▸ Raw data

======

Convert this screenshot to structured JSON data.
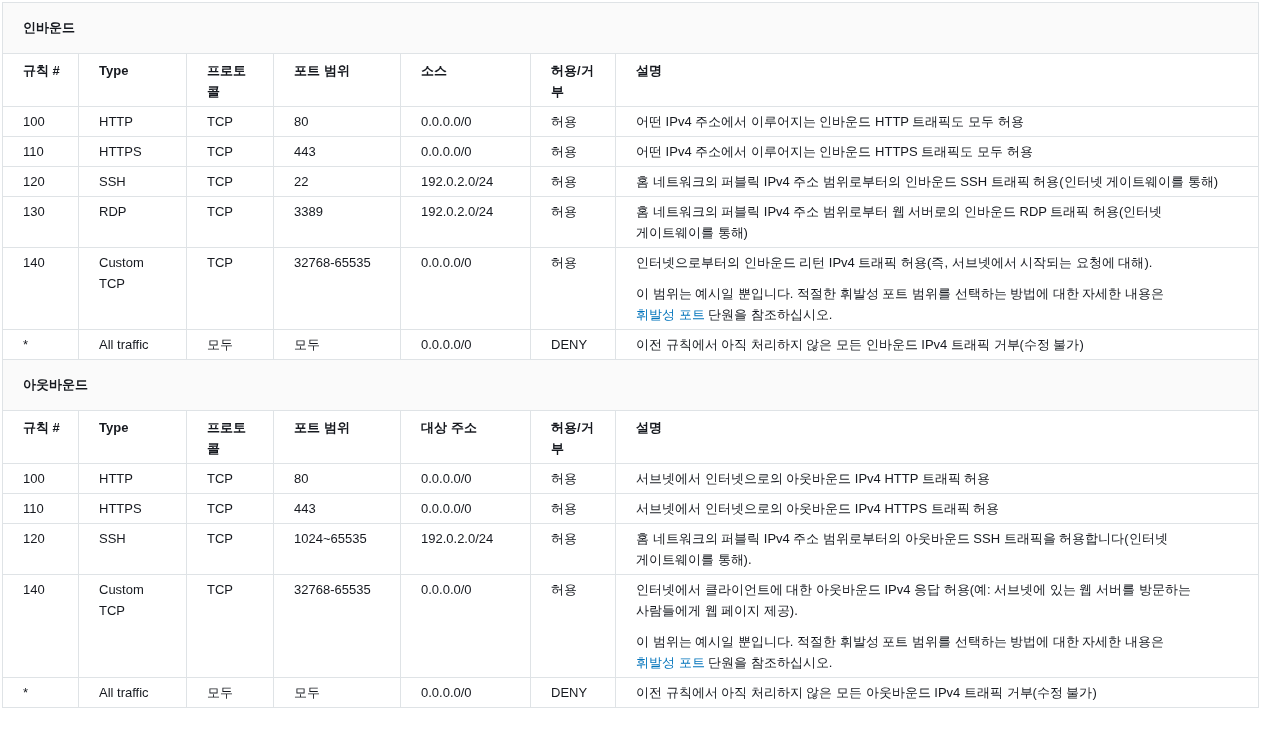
{
  "sections": [
    {
      "title": "인바운드",
      "columns": [
        "규칙 #",
        "Type",
        "프로토콜",
        "포트 범위",
        "소스",
        "허용/거부",
        "설명"
      ],
      "rows": [
        {
          "cells": [
            "100",
            "HTTP",
            "TCP",
            "80",
            "0.0.0.0/0",
            "허용"
          ],
          "description": [
            {
              "text": "어떤 IPv4 주소에서 이루어지는 인바운드 HTTP 트래픽도 모두 허용"
            }
          ]
        },
        {
          "cells": [
            "110",
            "HTTPS",
            "TCP",
            "443",
            "0.0.0.0/0",
            "허용"
          ],
          "description": [
            {
              "text": "어떤 IPv4 주소에서 이루어지는 인바운드 HTTPS 트래픽도 모두 허용"
            }
          ]
        },
        {
          "cells": [
            "120",
            "SSH",
            "TCP",
            "22",
            "192.0.2.0/24",
            "허용"
          ],
          "description": [
            {
              "text": "홈 네트워크의 퍼블릭 IPv4 주소 범위로부터의 인바운드 SSH 트래픽 허용(인터넷 게이트웨이를 통해)"
            }
          ]
        },
        {
          "cells": [
            "130",
            "RDP",
            "TCP",
            "3389",
            "192.0.2.0/24",
            "허용"
          ],
          "description": [
            {
              "text": "홈 네트워크의 퍼블릭 IPv4 주소 범위로부터 웹 서버로의 인바운드 RDP 트래픽 허용(인터넷 게이트웨이를 통해)"
            }
          ]
        },
        {
          "cells": [
            "140",
            "Custom TCP",
            "TCP",
            "32768-65535",
            "0.0.0.0/0",
            "허용"
          ],
          "description": [
            {
              "text": "인터넷으로부터의 인바운드 리턴 IPv4 트래픽 허용(즉, 서브넷에서 시작되는 요청에 대해)."
            },
            {
              "text": "이 범위는 예시일 뿐입니다. 적절한 휘발성 포트 범위를 선택하는 방법에 대한 자세한 내용은 ",
              "link": "휘발성 포트",
              "after": " 단원을 참조하십시오."
            }
          ]
        },
        {
          "cells": [
            "*",
            "All traffic",
            "모두",
            "모두",
            "0.0.0.0/0",
            "DENY"
          ],
          "description": [
            {
              "text": "이전 규칙에서 아직 처리하지 않은 모든 인바운드 IPv4 트래픽 거부(수정 불가)"
            }
          ]
        }
      ]
    },
    {
      "title": "아웃바운드",
      "columns": [
        "규칙 #",
        "Type",
        "프로토콜",
        "포트 범위",
        "대상 주소",
        "허용/거부",
        "설명"
      ],
      "rows": [
        {
          "cells": [
            "100",
            "HTTP",
            "TCP",
            "80",
            "0.0.0.0/0",
            "허용"
          ],
          "description": [
            {
              "text": "서브넷에서 인터넷으로의 아웃바운드 IPv4 HTTP 트래픽 허용"
            }
          ]
        },
        {
          "cells": [
            "110",
            "HTTPS",
            "TCP",
            "443",
            "0.0.0.0/0",
            "허용"
          ],
          "description": [
            {
              "text": "서브넷에서 인터넷으로의 아웃바운드 IPv4 HTTPS 트래픽 허용"
            }
          ]
        },
        {
          "cells": [
            "120",
            "SSH",
            "TCP",
            "1024~65535",
            "192.0.2.0/24",
            "허용"
          ],
          "description": [
            {
              "text": "홈 네트워크의 퍼블릭 IPv4 주소 범위로부터의 아웃바운드 SSH 트래픽을 허용합니다(인터넷 게이트웨이를 통해)."
            }
          ]
        },
        {
          "cells": [
            "140",
            "Custom TCP",
            "TCP",
            "32768-65535",
            "0.0.0.0/0",
            "허용"
          ],
          "description": [
            {
              "text": "인터넷에서 클라이언트에 대한 아웃바운드 IPv4 응답 허용(예: 서브넷에 있는 웹 서버를 방문하는 사람들에게 웹 페이지 제공)."
            },
            {
              "text": "이 범위는 예시일 뿐입니다. 적절한 휘발성 포트 범위를 선택하는 방법에 대한 자세한 내용은 ",
              "link": "휘발성 포트",
              "after": " 단원을 참조하십시오."
            }
          ]
        },
        {
          "cells": [
            "*",
            "All traffic",
            "모두",
            "모두",
            "0.0.0.0/0",
            "DENY"
          ],
          "description": [
            {
              "text": "이전 규칙에서 아직 처리하지 않은 모든 아웃바운드 IPv4 트래픽 거부(수정 불가)"
            }
          ]
        }
      ]
    }
  ]
}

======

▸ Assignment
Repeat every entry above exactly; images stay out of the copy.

▸ Result for this exercise
Convert this screenshot to structured JSON data.
{
  "sections": [
    {
      "title": "인바운드",
      "columns": [
        "규칙 #",
        "Type",
        "프로토콜",
        "포트 범위",
        "소스",
        "허용/거부",
        "설명"
      ],
      "rows": [
        {
          "cells": [
            "100",
            "HTTP",
            "TCP",
            "80",
            "0.0.0.0/0",
            "허용"
          ],
          "description": [
            {
              "text": "어떤 IPv4 주소에서 이루어지는 인바운드 HTTP 트래픽도 모두 허용"
            }
          ]
        },
        {
          "cells": [
            "110",
            "HTTPS",
            "TCP",
            "443",
            "0.0.0.0/0",
            "허용"
          ],
          "description": [
            {
              "text": "어떤 IPv4 주소에서 이루어지는 인바운드 HTTPS 트래픽도 모두 허용"
            }
          ]
        },
        {
          "cells": [
            "120",
            "SSH",
            "TCP",
            "22",
            "192.0.2.0/24",
            "허용"
          ],
          "description": [
            {
              "text": "홈 네트워크의 퍼블릭 IPv4 주소 범위로부터의 인바운드 SSH 트래픽 허용(인터넷 게이트웨이를 통해)"
            }
          ]
        },
        {
          "cells": [
            "130",
            "RDP",
            "TCP",
            "3389",
            "192.0.2.0/24",
            "허용"
          ],
          "description": [
            {
              "text": "홈 네트워크의 퍼블릭 IPv4 주소 범위로부터 웹 서버로의 인바운드 RDP 트래픽 허용(인터넷 게이트웨이를 통해)"
            }
          ]
        },
        {
          "cells": [
            "140",
            "Custom TCP",
            "TCP",
            "32768-65535",
            "0.0.0.0/0",
            "허용"
          ],
          "description": [
            {
              "text": "인터넷으로부터의 인바운드 리턴 IPv4 트래픽 허용(즉, 서브넷에서 시작되는 요청에 대해)."
            },
            {
              "text": "이 범위는 예시일 뿐입니다. 적절한 휘발성 포트 범위를 선택하는 방법에 대한 자세한 내용은 ",
              "link": "휘발성 포트",
              "after": " 단원을 참조하십시오."
            }
          ]
        },
        {
          "cells": [
            "*",
            "All traffic",
            "모두",
            "모두",
            "0.0.0.0/0",
            "DENY"
          ],
          "description": [
            {
              "text": "이전 규칙에서 아직 처리하지 않은 모든 인바운드 IPv4 트래픽 거부(수정 불가)"
            }
          ]
        }
      ]
    },
    {
      "title": "아웃바운드",
      "columns": [
        "규칙 #",
        "Type",
        "프로토콜",
        "포트 범위",
        "대상 주소",
        "허용/거부",
        "설명"
      ],
      "rows": [
        {
          "cells": [
            "100",
            "HTTP",
            "TCP",
            "80",
            "0.0.0.0/0",
            "허용"
          ],
          "description": [
            {
              "text": "서브넷에서 인터넷으로의 아웃바운드 IPv4 HTTP 트래픽 허용"
            }
          ]
        },
        {
          "cells": [
            "110",
            "HTTPS",
            "TCP",
            "443",
            "0.0.0.0/0",
            "허용"
          ],
          "description": [
            {
              "text": "서브넷에서 인터넷으로의 아웃바운드 IPv4 HTTPS 트래픽 허용"
            }
          ]
        },
        {
          "cells": [
            "120",
            "SSH",
            "TCP",
            "1024~65535",
            "192.0.2.0/24",
            "허용"
          ],
          "description": [
            {
              "text": "홈 네트워크의 퍼블릭 IPv4 주소 범위로부터의 아웃바운드 SSH 트래픽을 허용합니다(인터넷 게이트웨이를 통해)."
            }
          ]
        },
        {
          "cells": [
            "140",
            "Custom TCP",
            "TCP",
            "32768-65535",
            "0.0.0.0/0",
            "허용"
          ],
          "description": [
            {
              "text": "인터넷에서 클라이언트에 대한 아웃바운드 IPv4 응답 허용(예: 서브넷에 있는 웹 서버를 방문하는 사람들에게 웹 페이지 제공)."
            },
            {
              "text": "이 범위는 예시일 뿐입니다. 적절한 휘발성 포트 범위를 선택하는 방법에 대한 자세한 내용은 ",
              "link": "휘발성 포트",
              "after": " 단원을 참조하십시오."
            }
          ]
        },
        {
          "cells": [
            "*",
            "All traffic",
            "모두",
            "모두",
            "0.0.0.0/0",
            "DENY"
          ],
          "description": [
            {
              "text": "이전 규칙에서 아직 처리하지 않은 모든 아웃바운드 IPv4 트래픽 거부(수정 불가)"
            }
          ]
        }
      ]
    }
  ]
}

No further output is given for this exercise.